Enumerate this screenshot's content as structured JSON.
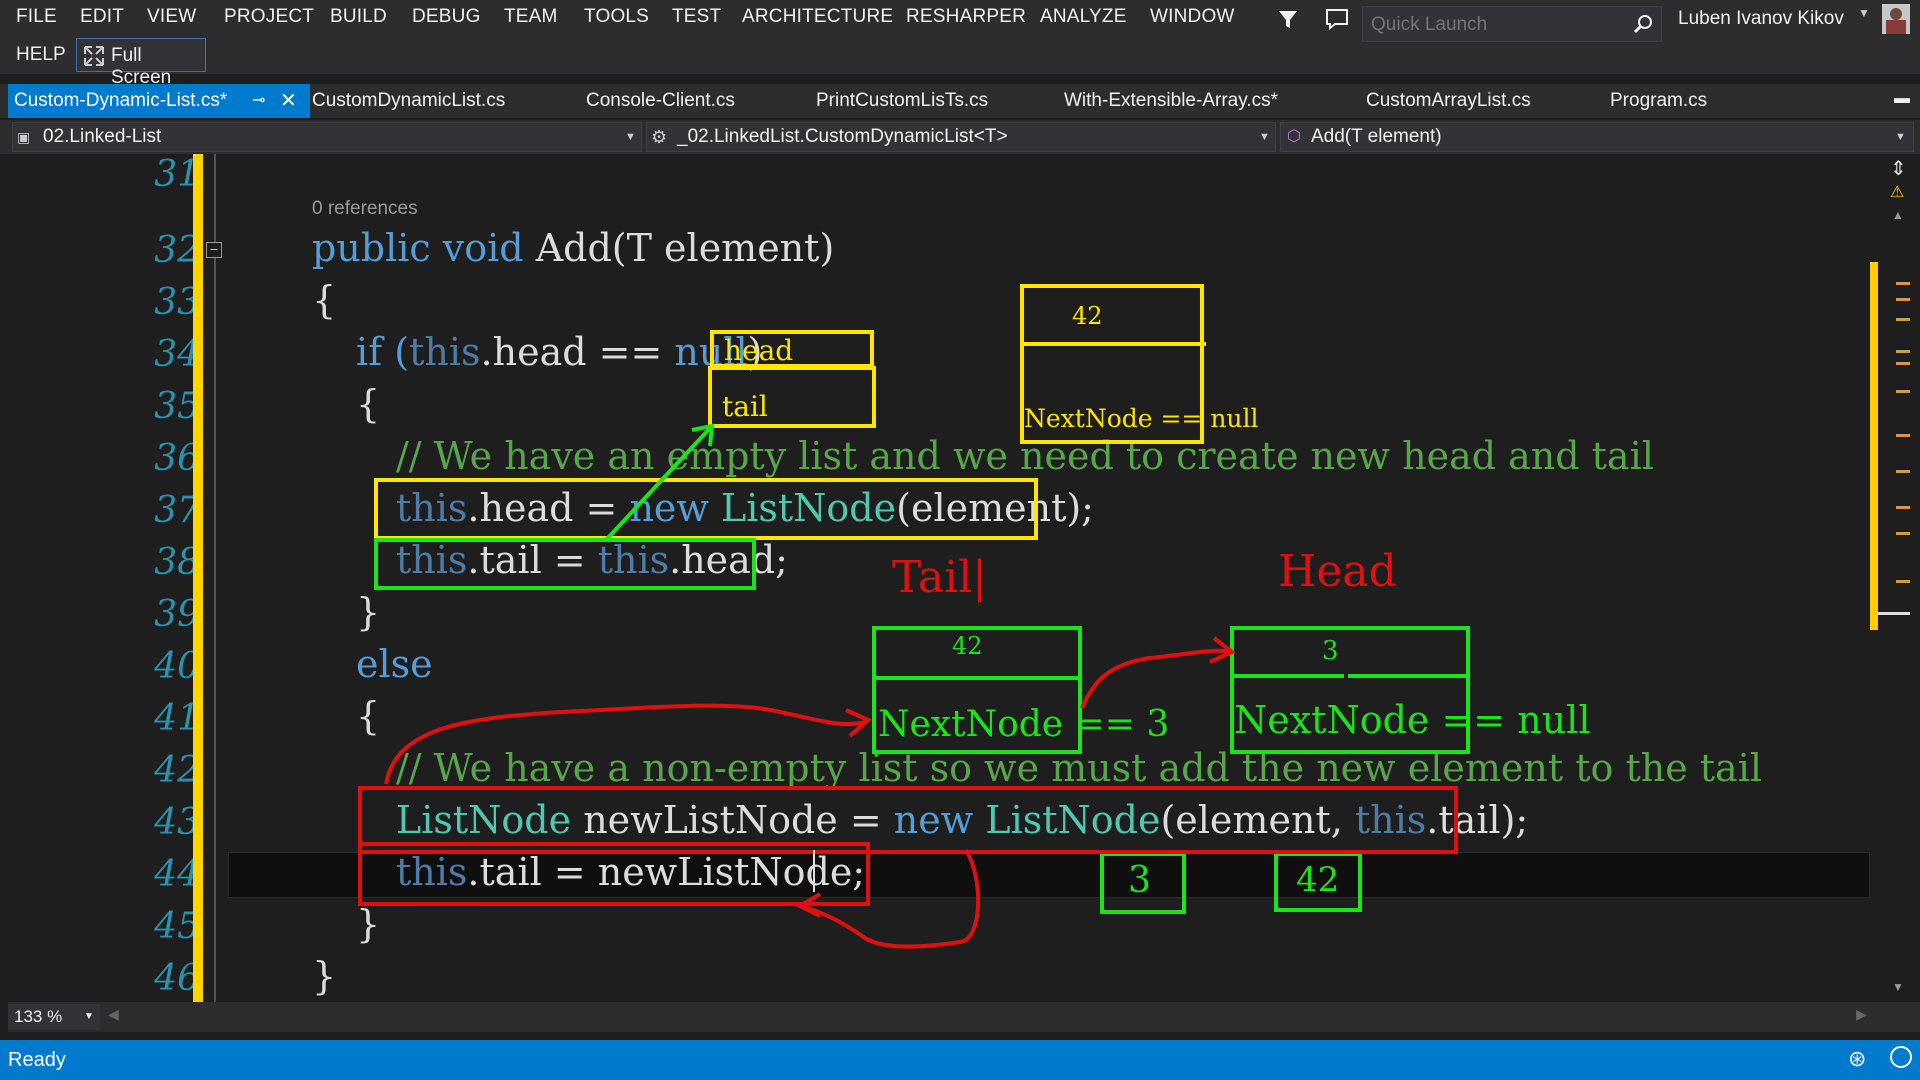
{
  "menu": {
    "items": [
      "FILE",
      "EDIT",
      "VIEW",
      "PROJECT",
      "BUILD",
      "DEBUG",
      "TEAM",
      "TOOLS",
      "TEST",
      "ARCHITECTURE",
      "RESHARPER",
      "ANALYZE",
      "WINDOW"
    ],
    "help": "HELP",
    "full_screen": "Full Screen",
    "quick_launch_placeholder": "Quick Launch",
    "user": "Luben Ivanov Kikov"
  },
  "tabs": [
    "Custom-Dynamic-List.cs*",
    "CustomDynamicList.cs",
    "Console-Client.cs",
    "PrintCustomLisTs.cs",
    "With-Extensible-Array.cs*",
    "CustomArrayList.cs",
    "Program.cs"
  ],
  "nav": {
    "project": "02.Linked-List",
    "class": "_02.LinkedList.CustomDynamicList<T>",
    "member": "Add(T element)"
  },
  "editor": {
    "line_numbers": [
      "31",
      "32",
      "33",
      "34",
      "35",
      "36",
      "37",
      "38",
      "39",
      "40",
      "41",
      "42",
      "43",
      "44",
      "45",
      "46"
    ],
    "codelens": "0 references",
    "lines": {
      "l32_kw": "public void ",
      "l32_rest": "Add(T element)",
      "l33": "{",
      "l34_if": "if (",
      "l34_this": "this",
      "l34_mid": ".head == ",
      "l34_null": "null",
      "l34_end": ")",
      "l35": "{",
      "l36": "// We have an empty list and we need to create new head and tail",
      "l37_this": "this",
      "l37_a": ".head = ",
      "l37_new": "new ",
      "l37_ty": "ListNode",
      "l37_end": "(element);",
      "l38_this": "this",
      "l38_a": ".tail = ",
      "l38_this2": "this",
      "l38_end": ".head;",
      "l39": "}",
      "l40": "else",
      "l41": "{",
      "l42": "// We have a non-empty list so we must add the new element to the tail",
      "l43_ty": "ListNode",
      "l43_a": " newListNode = ",
      "l43_new": "new ",
      "l43_ty2": "ListNode",
      "l43_b": "(element, ",
      "l43_this": "this",
      "l43_end": ".tail);",
      "l44_this": "this",
      "l44_end": ".tail = newListNode;",
      "l45": "}",
      "l46": "}"
    }
  },
  "annotations": {
    "yellow_head": "head",
    "yellow_tail": "tail",
    "yellow_node_value": "42",
    "yellow_node_next": "NextNode == null",
    "tail_label": "Tail|",
    "head_label": "Head",
    "green_node1_value": "42",
    "green_node1_next": "NextNode == 3",
    "green_node2_value": "3",
    "green_node2_next": "NextNode == null",
    "box_3": "3",
    "box_42": "42"
  },
  "zoom": "133 %",
  "status": "Ready",
  "colors": {
    "accent": "#007acc",
    "yellow_ink": "#ffe600",
    "green_ink": "#19e619",
    "red_ink": "#e01010"
  }
}
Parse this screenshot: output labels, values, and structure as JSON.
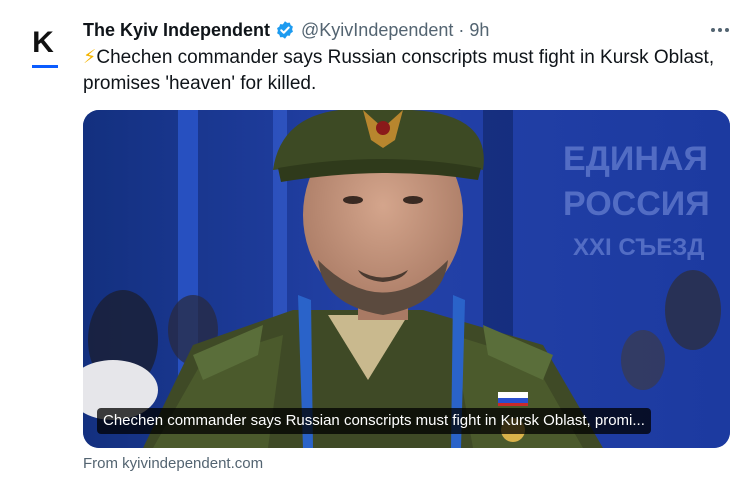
{
  "author": {
    "name": "The Kyiv Independent",
    "handle": "@KyivIndependent",
    "separator": "·",
    "time": "9h",
    "avatar_letter": "K",
    "verified_color": "#1d9bf0"
  },
  "tweet": {
    "emoji": "⚡",
    "text": "Chechen commander says Russian conscripts must fight in Kursk Oblast, promises 'heaven' for killed."
  },
  "card": {
    "caption": "Chechen commander says Russian conscripts must fight in Kursk Oblast, promi...",
    "backdrop_text": [
      "ЕДИНАЯ",
      "РОССИЯ",
      "XXI СЪЕЗД"
    ],
    "source": "From kyivindependent.com"
  },
  "icons": {
    "more": "more-icon",
    "verified": "verified-badge-icon"
  }
}
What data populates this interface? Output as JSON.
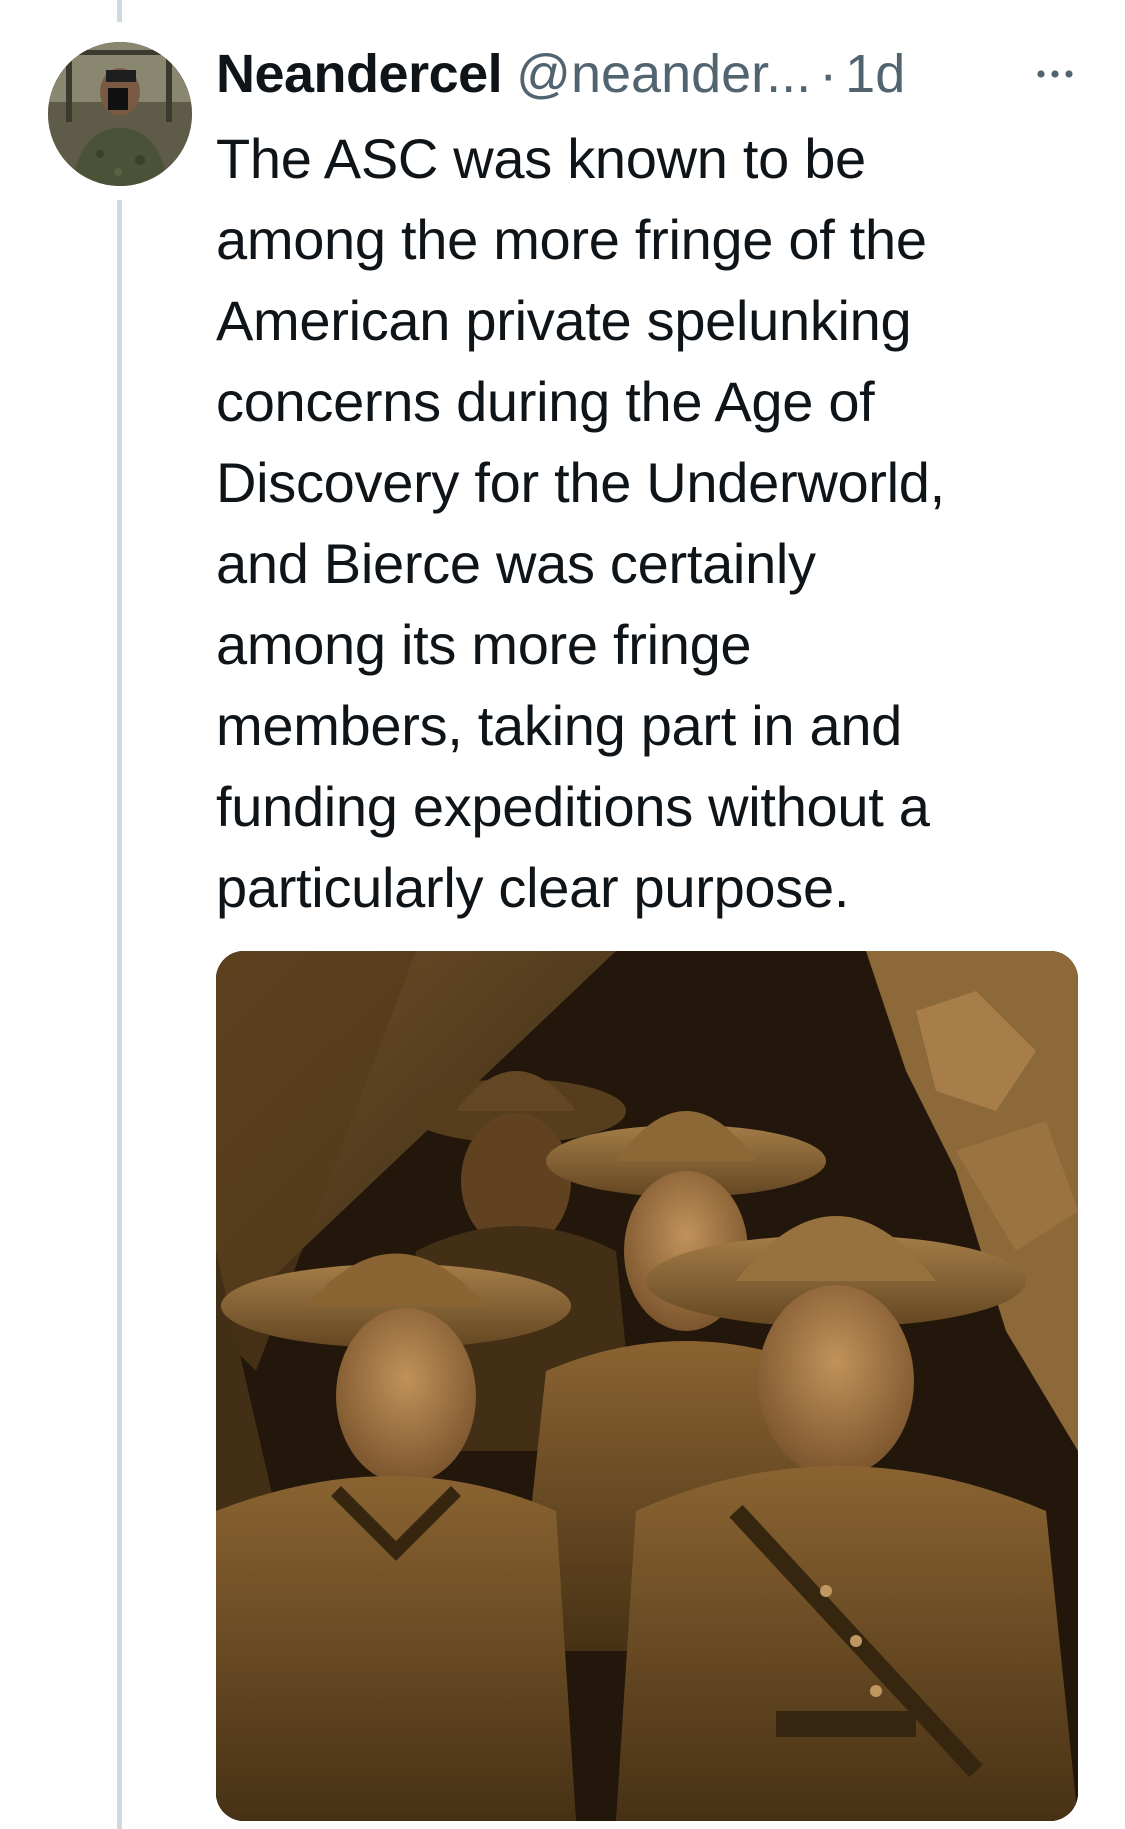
{
  "tweet": {
    "display_name": "Neandercel",
    "handle": "@neander...",
    "separator": "·",
    "time": "1d",
    "text": "The ASC was known to be\namong the more fringe of the\nAmerican private spelunking\nconcerns during the Age of\nDiscovery for the Underworld,\nand Bierce was certainly\namong its more fringe\nmembers, taking part in and\nfunding expeditions without a\nparticularly clear purpose.",
    "avatar_icon": "profile-photo",
    "more_icon": "more-options-icon"
  },
  "colors": {
    "text_primary": "#0f1419",
    "text_secondary": "#536471",
    "thread_line": "#cfd9de",
    "image_sepia_dark": "#2a1e10",
    "image_sepia_light": "#b98f56"
  }
}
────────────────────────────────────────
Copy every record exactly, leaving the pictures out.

> [Written solution]
Enumerate this screenshot's content as structured JSON.
{
  "menu": {
    "items": [
      "FILE",
      "EDIT",
      "VIEW",
      "PROJECT",
      "BUILD",
      "DEBUG",
      "TEAM",
      "TOOLS",
      "TEST",
      "ARCHITECTURE",
      "RESHARPER",
      "ANALYZE",
      "WINDOW"
    ],
    "help": "HELP",
    "full_screen": "Full Screen",
    "quick_launch_placeholder": "Quick Launch",
    "user": "Luben Ivanov Kikov"
  },
  "tabs": [
    "Custom-Dynamic-List.cs*",
    "CustomDynamicList.cs",
    "Console-Client.cs",
    "PrintCustomLisTs.cs",
    "With-Extensible-Array.cs*",
    "CustomArrayList.cs",
    "Program.cs"
  ],
  "nav": {
    "project": "02.Linked-List",
    "class": "_02.LinkedList.CustomDynamicList<T>",
    "member": "Add(T element)"
  },
  "editor": {
    "line_numbers": [
      "31",
      "32",
      "33",
      "34",
      "35",
      "36",
      "37",
      "38",
      "39",
      "40",
      "41",
      "42",
      "43",
      "44",
      "45",
      "46"
    ],
    "codelens": "0 references",
    "lines": {
      "l32_kw": "public void ",
      "l32_rest": "Add(T element)",
      "l33": "{",
      "l34_if": "if (",
      "l34_this": "this",
      "l34_mid": ".head == ",
      "l34_null": "null",
      "l34_end": ")",
      "l35": "{",
      "l36": "// We have an empty list and we need to create new head and tail",
      "l37_this": "this",
      "l37_a": ".head = ",
      "l37_new": "new ",
      "l37_ty": "ListNode",
      "l37_end": "(element);",
      "l38_this": "this",
      "l38_a": ".tail = ",
      "l38_this2": "this",
      "l38_end": ".head;",
      "l39": "}",
      "l40": "else",
      "l41": "{",
      "l42": "// We have a non-empty list so we must add the new element to the tail",
      "l43_ty": "ListNode",
      "l43_a": " newListNode = ",
      "l43_new": "new ",
      "l43_ty2": "ListNode",
      "l43_b": "(element, ",
      "l43_this": "this",
      "l43_end": ".tail);",
      "l44_this": "this",
      "l44_end": ".tail = newListNode;",
      "l45": "}",
      "l46": "}"
    }
  },
  "annotations": {
    "yellow_head": "head",
    "yellow_tail": "tail",
    "yellow_node_value": "42",
    "yellow_node_next": "NextNode == null",
    "tail_label": "Tail|",
    "head_label": "Head",
    "green_node1_value": "42",
    "green_node1_next": "NextNode == 3",
    "green_node2_value": "3",
    "green_node2_next": "NextNode == null",
    "box_3": "3",
    "box_42": "42"
  },
  "zoom": "133 %",
  "status": "Ready",
  "colors": {
    "accent": "#007acc",
    "yellow_ink": "#ffe600",
    "green_ink": "#19e619",
    "red_ink": "#e01010"
  }
}
Parse this screenshot: output labels, values, and structure as JSON.
{
  "author": {
    "name": "The Kyiv Independent",
    "handle": "@KyivIndependent",
    "separator": "·",
    "time": "9h",
    "avatar_letter": "K",
    "verified_color": "#1d9bf0"
  },
  "tweet": {
    "emoji": "⚡",
    "text": "Chechen commander says Russian conscripts must fight in Kursk Oblast, promises 'heaven' for killed."
  },
  "card": {
    "caption": "Chechen commander says Russian conscripts must fight in Kursk Oblast, promi...",
    "backdrop_text": [
      "ЕДИНАЯ",
      "РОССИЯ",
      "XXI СЪЕЗД"
    ],
    "source": "From kyivindependent.com"
  },
  "icons": {
    "more": "more-icon",
    "verified": "verified-badge-icon"
  }
}
What data populates this interface? Output as JSON.
{
  "tweet": {
    "display_name": "Neandercel",
    "handle": "@neander...",
    "separator": "·",
    "time": "1d",
    "text": "The ASC was known to be\namong the more fringe of the\nAmerican private spelunking\nconcerns during the Age of\nDiscovery for the Underworld,\nand Bierce was certainly\namong its more fringe\nmembers, taking part in and\nfunding expeditions without a\nparticularly clear purpose.",
    "avatar_icon": "profile-photo",
    "more_icon": "more-options-icon"
  },
  "colors": {
    "text_primary": "#0f1419",
    "text_secondary": "#536471",
    "thread_line": "#cfd9de",
    "image_sepia_dark": "#2a1e10",
    "image_sepia_light": "#b98f56"
  }
}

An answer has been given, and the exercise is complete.